Pierre Kjellberg, "Le Mobilier Français du XVIIIe Siècle", 1998, p. 515, illustrating a Louis XVI bureau plat by Leleu of similar design. And p. 517, pl. C, illustrating a comparable tric trac table by the same maker.
A magnificent Louis XVI gilt bronze mounted mahogany tric trac games table by Jean-François Leleu stamped on the top of one of the side drawers J. F. Leleu, the oak carcass mahogany table with a green tooled leather inset top with gilt brass gallery above a long frieze dummy drawer with foliate gilt bronze banding and ring handles at each end, concealing at the front a small drawer on the far right hand side and on the correspondingly arranged back, a drawer on the far left hand side, the back and front frieze with a rectangular gilt bronze banded panel to either end and gilt bronze banding to both sides. The top lifting off to reveal inside a backgammon playing board made of various coloured woods complete with the original bone counters and the original circular brown leather dice shakers, with a shallow well to either side of the central deeper well, the whole on turned tapering fluted legs headed by gilt bronze bands, on turned toupie feet and gilt bronze sabots
Paris, date circa 1785
Height 120 cm, length 75 cm, depth 60 cm.

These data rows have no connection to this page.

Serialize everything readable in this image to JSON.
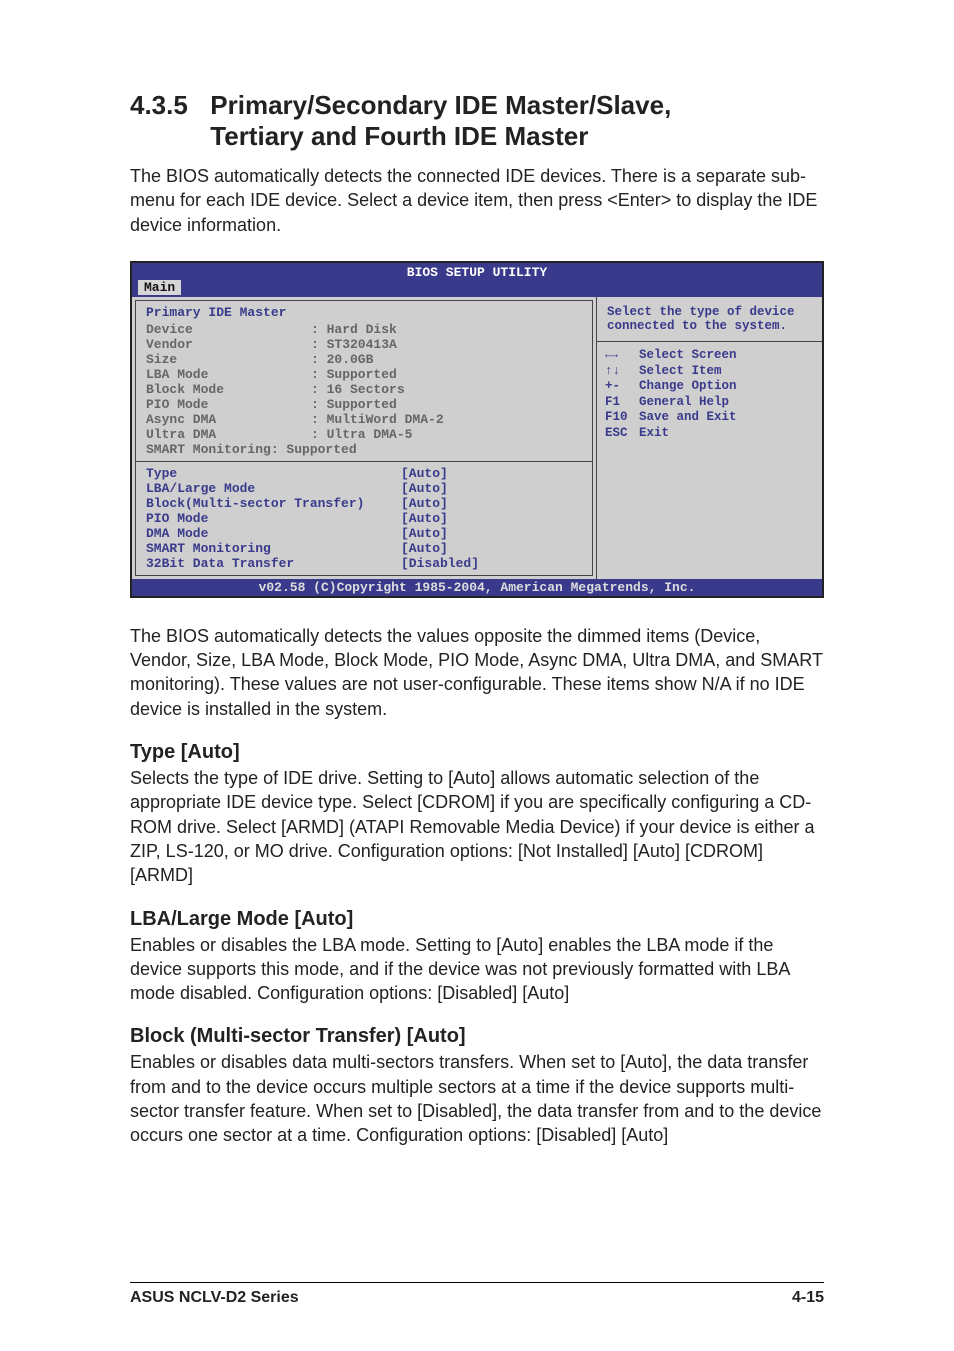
{
  "section": {
    "number": "4.3.5",
    "title_line1": "Primary/Secondary IDE Master/Slave,",
    "title_line2": "Tertiary and Fourth IDE Master"
  },
  "intro": "The BIOS automatically detects the connected IDE devices. There is a separate sub-menu for each IDE device. Select a device item, then press <Enter> to display the IDE device information.",
  "bios": {
    "title": "BIOS SETUP UTILITY",
    "tab": "Main",
    "panel_header": "Primary IDE Master",
    "dimmed": [
      {
        "label": "Device",
        "value": ": Hard Disk"
      },
      {
        "label": "Vendor",
        "value": ": ST320413A"
      },
      {
        "label": "Size",
        "value": ": 20.0GB"
      },
      {
        "label": "LBA Mode",
        "value": ": Supported"
      },
      {
        "label": "Block Mode",
        "value": ": 16 Sectors"
      },
      {
        "label": "PIO Mode",
        "value": ": Supported"
      },
      {
        "label": "Async DMA",
        "value": ": MultiWord DMA-2"
      },
      {
        "label": "Ultra DMA",
        "value": ": Ultra DMA-5"
      },
      {
        "label": "SMART Monitoring: Supported",
        "value": ""
      }
    ],
    "settings": [
      {
        "label": "Type",
        "value": "[Auto]"
      },
      {
        "label": "LBA/Large Mode",
        "value": "[Auto]"
      },
      {
        "label": "Block(Multi-sector Transfer)",
        "value": "[Auto]"
      },
      {
        "label": "PIO Mode",
        "value": "[Auto]"
      },
      {
        "label": "DMA Mode",
        "value": "[Auto]"
      },
      {
        "label": "SMART Monitoring",
        "value": "[Auto]"
      },
      {
        "label": "32Bit Data Transfer",
        "value": "[Disabled]"
      }
    ],
    "help_text": "Select the type of device connected to the system.",
    "nav": [
      {
        "key": "←→",
        "label": "Select Screen"
      },
      {
        "key": "↑↓",
        "label": "Select Item"
      },
      {
        "key": "+-",
        "label": "Change Option"
      },
      {
        "key": "F1",
        "label": "General Help"
      },
      {
        "key": "F10",
        "label": "Save and Exit"
      },
      {
        "key": "ESC",
        "label": "Exit"
      }
    ],
    "footer": "v02.58 (C)Copyright 1985-2004, American Megatrends, Inc."
  },
  "after_bios": "The BIOS automatically detects the values opposite the dimmed items (Device, Vendor, Size, LBA Mode, Block Mode, PIO Mode, Async DMA, Ultra DMA, and SMART monitoring). These values are not user-configurable. These items show N/A if no IDE device is installed in the system.",
  "type_section": {
    "heading": "Type [Auto]",
    "body": "Selects the type of IDE drive. Setting to [Auto] allows automatic selection of the appropriate IDE device type. Select [CDROM] if you are specifically configuring a CD-ROM drive. Select [ARMD] (ATAPI Removable Media Device) if your device is either a ZIP, LS-120, or MO drive. Configuration options: [Not Installed] [Auto] [CDROM] [ARMD]"
  },
  "lba_section": {
    "heading": "LBA/Large Mode [Auto]",
    "body": "Enables or disables the LBA mode. Setting to [Auto] enables the LBA mode if the device supports this mode, and if the device was not previously formatted with LBA mode disabled. Configuration options: [Disabled] [Auto]"
  },
  "block_section": {
    "heading": "Block (Multi-sector Transfer) [Auto]",
    "body": "Enables or disables data multi-sectors transfers. When set to [Auto], the data transfer from and to the device occurs multiple sectors at a time if the device supports multi-sector transfer feature. When set to [Disabled], the data transfer from and to the device occurs one sector at a time. Configuration options: [Disabled] [Auto]"
  },
  "footer_left": "ASUS NCLV-D2 Series",
  "footer_right": "4-15"
}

Born in Paris, Jean-François Leleu (1729-1807) was well prepared for a brilliant career when he served his apprenticed in the workshop of Jean-François Oeben (1721-63) at the Arsenal. While there he learned his craft and as F.J.B. Watson notes in "Louis XVI Furniture", 1973, p. 70 "if the table à transformations in the Wallace Collection which bears his name crudely cut into the carcase is really entirely his own, made when he was still a mere compagnon (and therefore precluded from signing his furniture), he was evidently a highly skilled craftsman already." When Oeben died in 1763, Leleu, then aged thirty-four, hoped to take over the workshop, but he was superseded by his slightly younger colleague and fellow worker, Jean-Henri Riesener (1734-1806), who in 1767 married Oeben's widow.
In September 1764 Leleu was received as a maître ébéniste but even this did not prevent his ongoing rivalry with Riesener, who the following year found it necessary to summon Leleu for assault. Leleu's jealousy and disappointment was probably exacerbated by Riesener's Germanic origin since, he like other native French members of the furniture-making guild, strongly resented the influx of foreign craftsmen, especially Germans, into the Paris guild system. Seeing no future in the Riesener workshop, Leleu left in 1764 and quickly established himself on his own in the rue Royale, near the Place des Vosges. It was there that he soon achieved great success and counted Louis XV, the king's mistress Madame du Barry and the Prince de Condé among his clients in addition to the Parisian marchands-merciers. Between 1772 and 1777 Leleu supplied the Prince de Condé with furniture costing more than 60,000 livres for his Paris residences the Palais Bourbon as well as the Hôtel de Lassay and the Châteaux de Chantilly and Saint-Maur. Work for Madame de Barry included some exceedingly fine porcelain mounted furniture for her residence at Louveciennes. Presumably this was ordered from him by the marchand Poirier who had a near monopoly of Sèvres porcelain made for this purpose and whose bills to Madame du Barry were extremely costly during the period that Louveciennes was being furnished.
Leleu worked in both the Transitional Louis XV/Louis XVI styles as well as the full Louis XVI style as we see here in the refined and restrained Neo-classical lines of this elegant tric trac table. Its high quality construction, with intricate mechanical fittings were one of the many techniques he learned from Oeben. Other of Leleu's pieces feature intricate marquetry work with both pictorial and geometric patterns, so often offset by refined gilt bronze mounts. In addition to tric trac tables, bureaux, secrétaires and bonheurs-du-jour, Leleu made exceedingly fine commodes, encoigneurs, carved fauteuils and on occasion cases for longcase clocks and regulators, one of which houses a movement by Lepaute.
As a reflection of his standing, works by Leleu can now be found in many of the world's finest collections including the Musée de Louvre, the Musée des Arts Décoratifs and Musée de Nissim-de-Camondo in Paris. Further examples can be found at Château de Versailles, the Wallace Collection London as well as the Metropolitan Museum in New York, Cleveland Museum of Art, Ohio, the Huntingdon Collection in San Marino, the Rijksmuseum in Amsterdam as well as two attributed pieces in the J. Paul Getty Museum California.